Provincial lab experiencing COVID-19 testing backlog
A technician prepares COVID-19 coronavirus patient samples for testing at a laboratory in New York's Long Island on Wednesday, March 11, 2020. (AP / John Minchillo)
WINNIPEG -- Manitoba’s provincial testing lab is experiencing a COVID-19 backlog.
According to Dr. Brent Roussin, the chief provincial public health officer, the backlog is due to a shortage of a certain reagent that’s needed to do the tests. The shortage is worldwide, but the provincial lab is now making its own.
Dr. Roussin said previously the lab has done 400-500 tests each day. He did not release details on the length of the backlog.
“They do have, over the last few days, a back log which they are moving towards addressing and hopefully up and running at full capacity this week.”
In terms of whether enough testing is being done in the province, chief nursing officer Lanette Siragusa said there are a number of ways healthcare workers can see the impacts of virus, noting there are still low levels of emergency room visits.
“We aren’t seeing COVID-19 in our hospitals at this time,” she said.
In total, there have been over 4,300 COVID-19 tests completed in Manitoba.
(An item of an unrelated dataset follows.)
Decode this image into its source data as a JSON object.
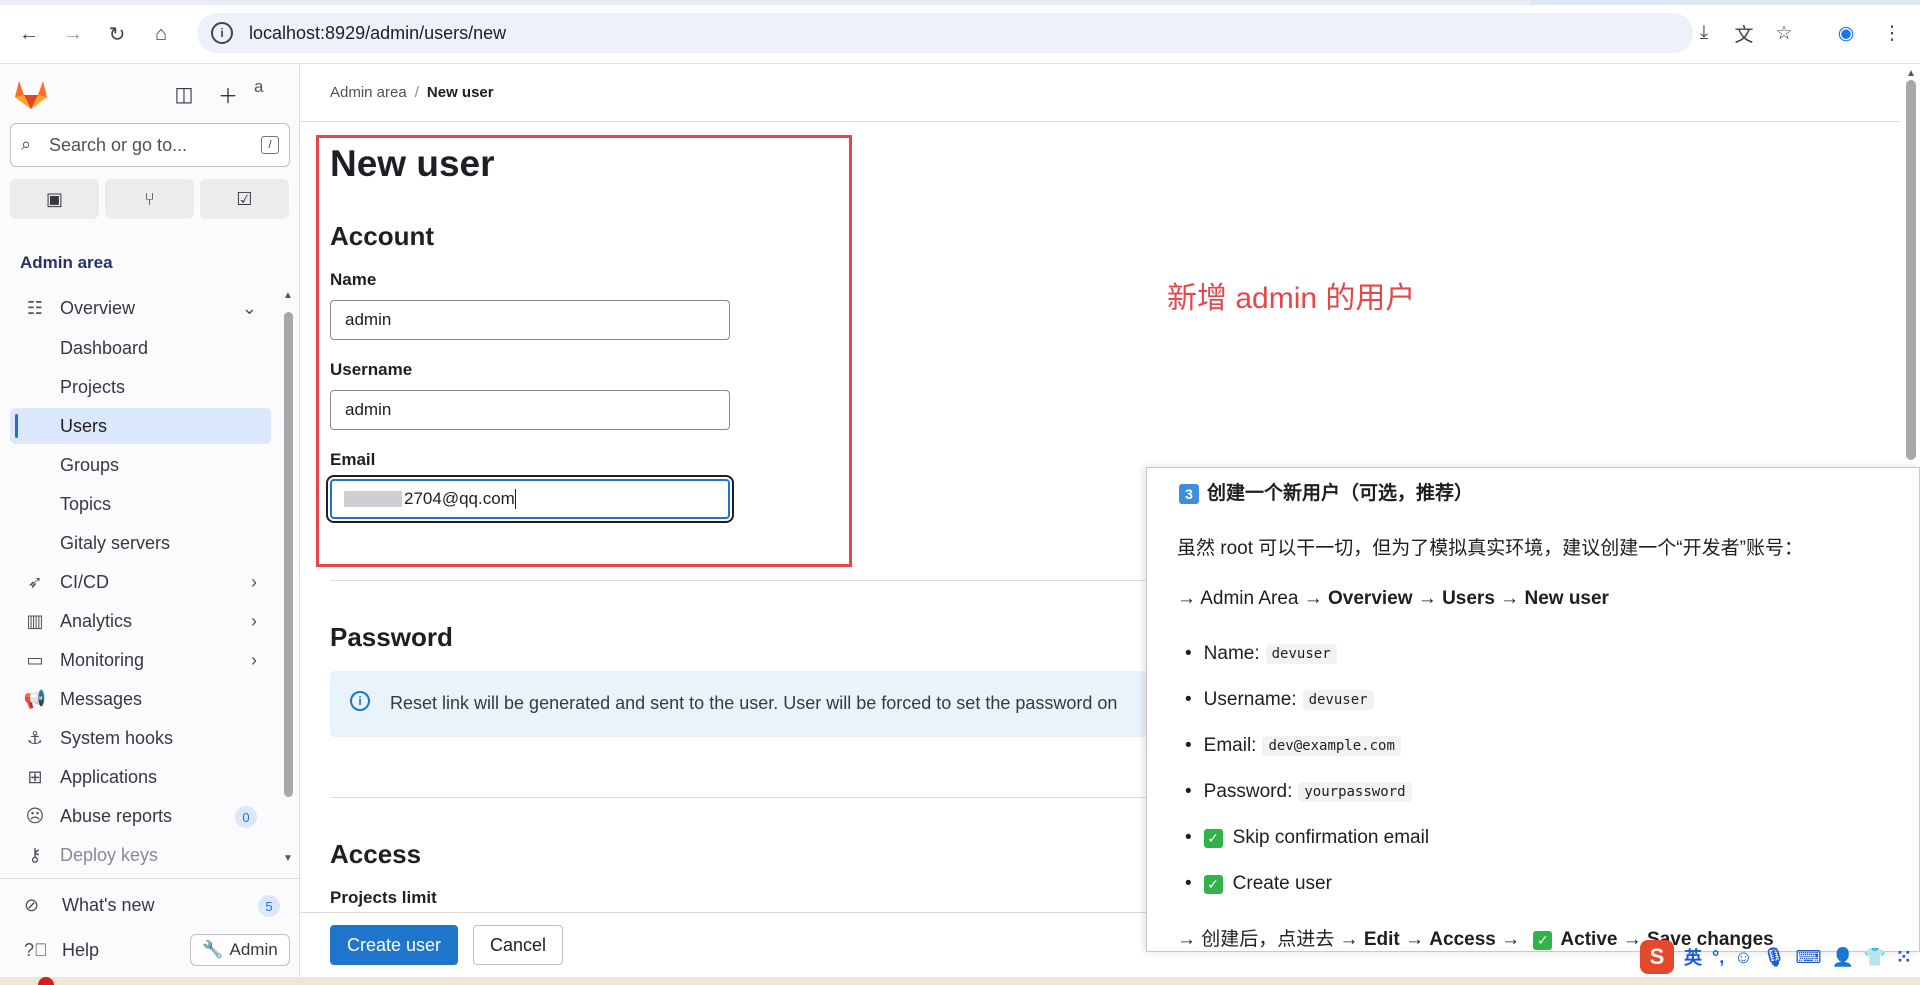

Health officials said results for health-care workers, people in hospitals or long-term care homes, and First Nations residents will be the priority.
Home-care workers will also now be screening clients over the phone before going into their homes to check if they’re at risk of exposure to COVID-19.
So far in Manitoba more than 4,300 COVID-19 tests have been performed. There are 20 total cases currently in the province, when you combine the probable and confirmed cases.
Dr. Roussin also said the focus right now for testing is those at highest risk. That includes Manitobans returning from international travel who have symptoms of respiratory illness and those who are critically ill.
“Right now those are our guidelines, but we are looking and have plans in place to expand as our capacity permits.”
- With files from CTV’s Michelle Gerwing and the Canadian Press’ Kelly Geraldine Malone.